As Turkey's Armenian community mark the 1915 events today, President Recep Tayyip Erdoğan released a message commemorating the lives of Armenians lost in 1915 and offering his condolences to the relatives of those died during the bitter period of history.
Aram Ateşyan, acting Armenian Patriarch, read Erdoğan's message during the April 24 commemoration ceremony held in Mother Mary (Surp Asvadzadzin) Church located in Istanbul's Kumkapı district.
Photo courtesy of Miran Manukyan / Agos Newspaper
"I welcome this commemoration which is taking place once again in Turkey, the most meaningful place to share the grief endured by the Ottoman Armenians, as well as to honor their memories," Erdoğan said in the message released in both Armenian and Turkish languages.
"In the lands of Anatolia, where humanitarian duties are never neglected and happiness and grief are sincerely shared, the sense of conscience and justice are held above all."
Erdoğan said the near 1,000-year-old "culture of cohabitation between Turks and Armenians" would always be remembered, and added that he would like to thank all Armenian citizens for all their contributions to the country once again.
The annual commemoration marks the deaths of Armenians who died in eastern Anatolia in the early years of World War I, when the Committee of Union and Progess (CUP) government decided for deportation of Armenians to Syria when some sided with the invading Russians and revolted.
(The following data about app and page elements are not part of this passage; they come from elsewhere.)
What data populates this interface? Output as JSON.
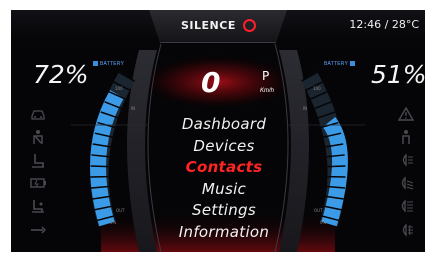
{
  "header": {
    "brand": "SILENCE",
    "clock": "12:46 / 28°C"
  },
  "battery_left": {
    "percent": "72%",
    "label": "BATTERY",
    "gauge_fill": 0.72
  },
  "battery_right": {
    "percent": "51%",
    "label": "BATTERY",
    "gauge_fill": 0.51
  },
  "speedometer": {
    "speed": "0",
    "gear": "P",
    "unit": "Km/h"
  },
  "menu": {
    "items": [
      {
        "label": "Dashboard",
        "active": false
      },
      {
        "label": "Devices",
        "active": false
      },
      {
        "label": "Contacts",
        "active": true
      },
      {
        "label": "Music",
        "active": false
      },
      {
        "label": "Settings",
        "active": false
      },
      {
        "label": "Information",
        "active": false
      }
    ]
  },
  "left_icons": [
    "car-front-icon",
    "seat-belt-icon",
    "seat-heater-icon",
    "battery-charge-icon",
    "seat-icon",
    "wrench-icon"
  ],
  "right_icons": [
    "warning-triangle-icon",
    "person-icon",
    "headlight-icon",
    "low-beam-icon",
    "high-beam-icon",
    "fog-light-icon"
  ],
  "colors": {
    "accent_red": "#ff1f2a",
    "gauge_blue": "#3b9be6",
    "menu_active": "#ff2424"
  }
}
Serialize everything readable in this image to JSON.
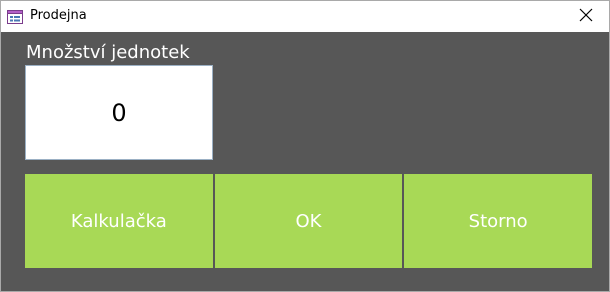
{
  "window": {
    "title": "Prodejna",
    "app_icon": "form-icon",
    "close_icon": "close-icon"
  },
  "form": {
    "quantity_label": "Množství jednotek",
    "quantity_value": "0"
  },
  "buttons": {
    "calculator_label": "Kalkulačka",
    "ok_label": "OK",
    "cancel_label": "Storno"
  },
  "colors": {
    "background": "#575757",
    "button_green": "#a8d956",
    "button_text": "#ffffff"
  }
}
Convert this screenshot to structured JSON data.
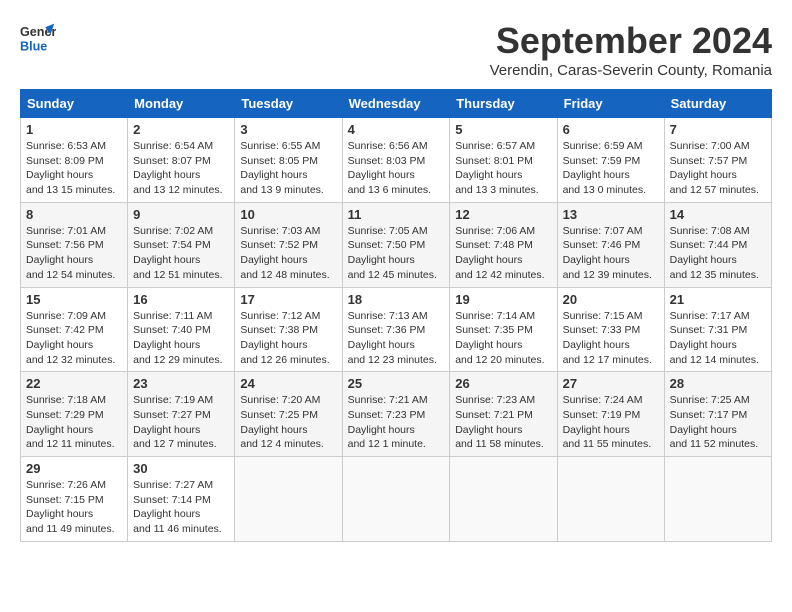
{
  "header": {
    "logo_line1": "General",
    "logo_line2": "Blue",
    "month": "September 2024",
    "location": "Verendin, Caras-Severin County, Romania"
  },
  "weekdays": [
    "Sunday",
    "Monday",
    "Tuesday",
    "Wednesday",
    "Thursday",
    "Friday",
    "Saturday"
  ],
  "weeks": [
    [
      {
        "day": "1",
        "sunrise": "6:53 AM",
        "sunset": "8:09 PM",
        "daylight": "13 hours and 15 minutes."
      },
      {
        "day": "2",
        "sunrise": "6:54 AM",
        "sunset": "8:07 PM",
        "daylight": "13 hours and 12 minutes."
      },
      {
        "day": "3",
        "sunrise": "6:55 AM",
        "sunset": "8:05 PM",
        "daylight": "13 hours and 9 minutes."
      },
      {
        "day": "4",
        "sunrise": "6:56 AM",
        "sunset": "8:03 PM",
        "daylight": "13 hours and 6 minutes."
      },
      {
        "day": "5",
        "sunrise": "6:57 AM",
        "sunset": "8:01 PM",
        "daylight": "13 hours and 3 minutes."
      },
      {
        "day": "6",
        "sunrise": "6:59 AM",
        "sunset": "7:59 PM",
        "daylight": "13 hours and 0 minutes."
      },
      {
        "day": "7",
        "sunrise": "7:00 AM",
        "sunset": "7:57 PM",
        "daylight": "12 hours and 57 minutes."
      }
    ],
    [
      {
        "day": "8",
        "sunrise": "7:01 AM",
        "sunset": "7:56 PM",
        "daylight": "12 hours and 54 minutes."
      },
      {
        "day": "9",
        "sunrise": "7:02 AM",
        "sunset": "7:54 PM",
        "daylight": "12 hours and 51 minutes."
      },
      {
        "day": "10",
        "sunrise": "7:03 AM",
        "sunset": "7:52 PM",
        "daylight": "12 hours and 48 minutes."
      },
      {
        "day": "11",
        "sunrise": "7:05 AM",
        "sunset": "7:50 PM",
        "daylight": "12 hours and 45 minutes."
      },
      {
        "day": "12",
        "sunrise": "7:06 AM",
        "sunset": "7:48 PM",
        "daylight": "12 hours and 42 minutes."
      },
      {
        "day": "13",
        "sunrise": "7:07 AM",
        "sunset": "7:46 PM",
        "daylight": "12 hours and 39 minutes."
      },
      {
        "day": "14",
        "sunrise": "7:08 AM",
        "sunset": "7:44 PM",
        "daylight": "12 hours and 35 minutes."
      }
    ],
    [
      {
        "day": "15",
        "sunrise": "7:09 AM",
        "sunset": "7:42 PM",
        "daylight": "12 hours and 32 minutes."
      },
      {
        "day": "16",
        "sunrise": "7:11 AM",
        "sunset": "7:40 PM",
        "daylight": "12 hours and 29 minutes."
      },
      {
        "day": "17",
        "sunrise": "7:12 AM",
        "sunset": "7:38 PM",
        "daylight": "12 hours and 26 minutes."
      },
      {
        "day": "18",
        "sunrise": "7:13 AM",
        "sunset": "7:36 PM",
        "daylight": "12 hours and 23 minutes."
      },
      {
        "day": "19",
        "sunrise": "7:14 AM",
        "sunset": "7:35 PM",
        "daylight": "12 hours and 20 minutes."
      },
      {
        "day": "20",
        "sunrise": "7:15 AM",
        "sunset": "7:33 PM",
        "daylight": "12 hours and 17 minutes."
      },
      {
        "day": "21",
        "sunrise": "7:17 AM",
        "sunset": "7:31 PM",
        "daylight": "12 hours and 14 minutes."
      }
    ],
    [
      {
        "day": "22",
        "sunrise": "7:18 AM",
        "sunset": "7:29 PM",
        "daylight": "12 hours and 11 minutes."
      },
      {
        "day": "23",
        "sunrise": "7:19 AM",
        "sunset": "7:27 PM",
        "daylight": "12 hours and 7 minutes."
      },
      {
        "day": "24",
        "sunrise": "7:20 AM",
        "sunset": "7:25 PM",
        "daylight": "12 hours and 4 minutes."
      },
      {
        "day": "25",
        "sunrise": "7:21 AM",
        "sunset": "7:23 PM",
        "daylight": "12 hours and 1 minute."
      },
      {
        "day": "26",
        "sunrise": "7:23 AM",
        "sunset": "7:21 PM",
        "daylight": "11 hours and 58 minutes."
      },
      {
        "day": "27",
        "sunrise": "7:24 AM",
        "sunset": "7:19 PM",
        "daylight": "11 hours and 55 minutes."
      },
      {
        "day": "28",
        "sunrise": "7:25 AM",
        "sunset": "7:17 PM",
        "daylight": "11 hours and 52 minutes."
      }
    ],
    [
      {
        "day": "29",
        "sunrise": "7:26 AM",
        "sunset": "7:15 PM",
        "daylight": "11 hours and 49 minutes."
      },
      {
        "day": "30",
        "sunrise": "7:27 AM",
        "sunset": "7:14 PM",
        "daylight": "11 hours and 46 minutes."
      },
      null,
      null,
      null,
      null,
      null
    ]
  ],
  "labels": {
    "sunrise": "Sunrise:",
    "sunset": "Sunset:",
    "daylight": "Daylight hours"
  }
}
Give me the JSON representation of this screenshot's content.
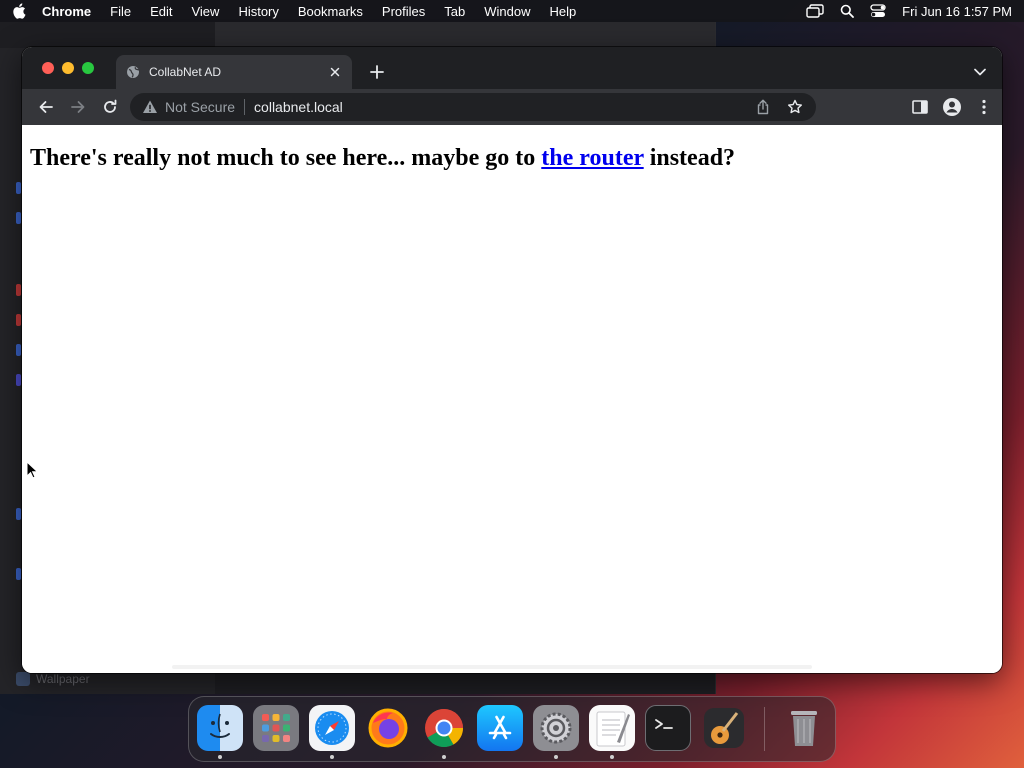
{
  "menubar": {
    "items": [
      "Chrome",
      "File",
      "Edit",
      "View",
      "History",
      "Bookmarks",
      "Profiles",
      "Tab",
      "Window",
      "Help"
    ],
    "clock": "Fri Jun 16  1:57 PM"
  },
  "background_window": {
    "footer_label": "Wallpaper"
  },
  "browser": {
    "tab": {
      "title": "CollabNet AD",
      "favicon": "globe-icon"
    },
    "omnibox": {
      "security_label": "Not Secure",
      "url": "collabnet.local"
    }
  },
  "page": {
    "text_before": "There's really not much to see here... maybe go to ",
    "link_text": "the router",
    "text_after": " instead?"
  },
  "dock": {
    "items": [
      "finder-icon",
      "launchpad-icon",
      "safari-icon",
      "firefox-icon",
      "chrome-icon",
      "app-store-icon",
      "system-settings-icon",
      "textedit-icon",
      "terminal-icon",
      "garageband-icon",
      "trash-icon"
    ]
  },
  "colors": {
    "link": "#0000ee",
    "tab_active": "#35363a",
    "tabstrip": "#1f2023"
  }
}
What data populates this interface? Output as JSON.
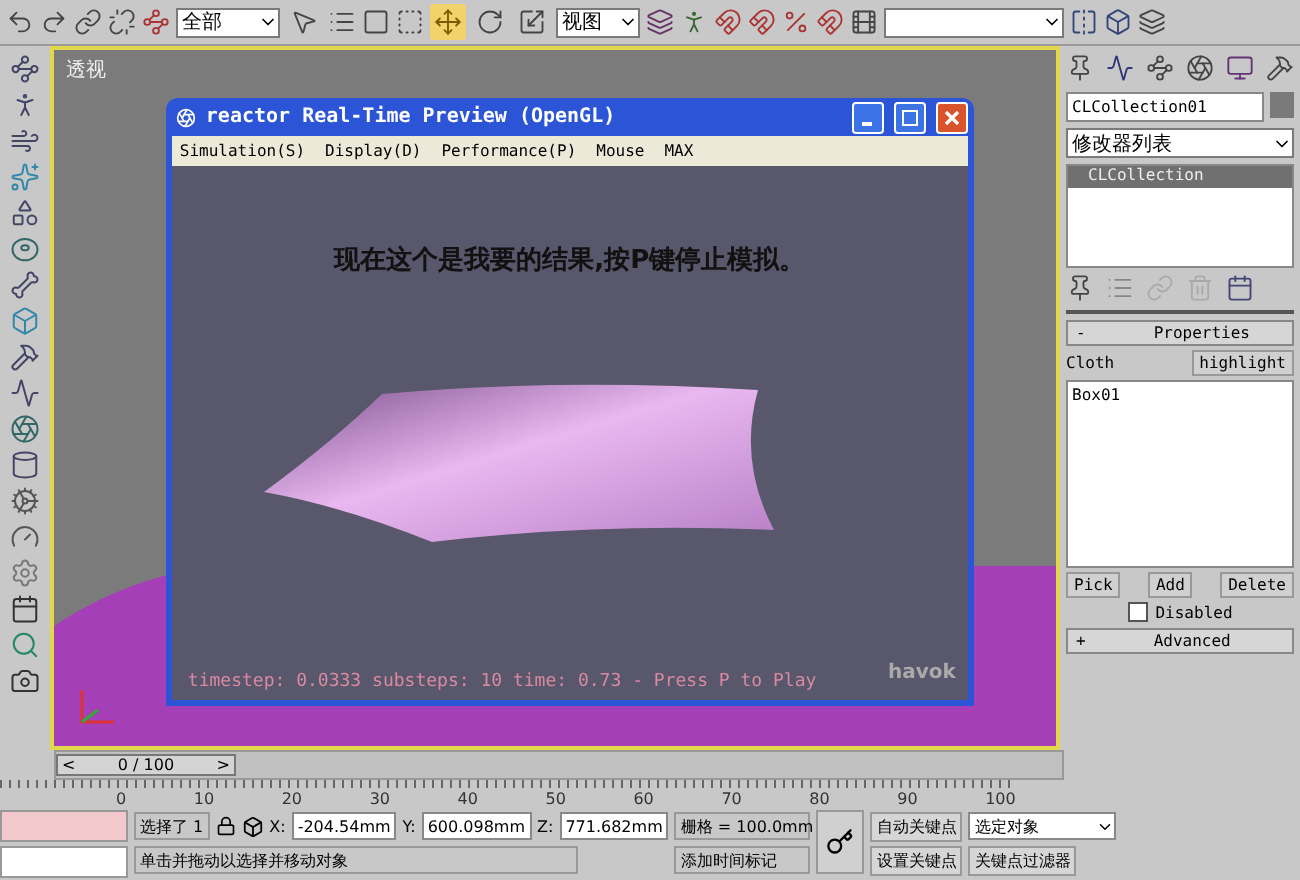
{
  "toolbar": {
    "selection_filter": "全部",
    "reference_coord": "视图",
    "transform_tools": [
      {
        "selected": false
      },
      {
        "selected": true
      },
      {
        "selected": false
      },
      {
        "selected": false
      }
    ]
  },
  "viewport": {
    "label": "透视"
  },
  "preview_window": {
    "title": "reactor Real-Time Preview (OpenGL)",
    "menu": [
      "Simulation(S)",
      "Display(D)",
      "Performance(P)",
      "Mouse",
      "MAX"
    ],
    "message": "现在这个是我要的结果,按P键停止模拟。",
    "status": "timestep: 0.0333 substeps: 10 time: 0.73 - Press P to Play",
    "logo": "havok"
  },
  "command_panel": {
    "object_name": "CLCollection01",
    "modifier_list": "修改器列表",
    "stack": [
      {
        "label": "CLCollection",
        "selected": true
      }
    ],
    "properties": {
      "header": "Properties",
      "collapse_sign": "-",
      "label": "Cloth",
      "highlight_button": "highlight",
      "items": [
        "Box01"
      ],
      "buttons": [
        "Pick",
        "Add",
        "Delete"
      ],
      "disabled_label": "Disabled",
      "disabled": false
    },
    "advanced": {
      "header": "Advanced",
      "expand_sign": "+"
    }
  },
  "time_slider": {
    "level": 0,
    "position": "0 / 100",
    "prev": "<",
    "next": ">"
  },
  "ruler_labels": [
    "0",
    "10",
    "20",
    "30",
    "40",
    "50",
    "60",
    "70",
    "80",
    "90",
    "100"
  ],
  "status_bar": {
    "selection": "选择了 1",
    "x": "-204.54mm",
    "y": "600.098mm",
    "z": "771.682mm",
    "x_label": "X:",
    "y_label": "Y:",
    "z_label": "Z:",
    "grid": "栅格 = 100.0mm",
    "prompt": "单击并拖动以选择并移动对象",
    "time_tag": "添加时间标记",
    "auto_key": "自动关键点",
    "set_key": "设置关键点",
    "key_mode": "选定对象",
    "key_filters": "关键点过滤器"
  }
}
Poor conditions, diseases and attacks from irregular units caused numerous casualties.
The events are commemorated worldwide on April 24, which marks the date when some 250 Armenian politicians, intellectuals and community leaders were arrested in Istanbul and deported in 1915.
Turkey rejects labeling the deaths as genocide and has called for the establishment of a joint commission of historians to study the episode.
"We will never give up working for amity and peace against those who try to politicize history through a bitter rhetoric of hate and enmity and strive to alienate the two neighboring nations, who are bound with their common history and their similar traditions," he added in the statement.
"With this in mind, I once again commemorate the Ottoman Armenians who passed away and extend my condolences to their children and grandchildren."
The president went on the pay tribute to all Ottoman citizens "regardless of their ethnic or religious origins" who lost their lives. "I would like to reiterate that we share this common pain," he said.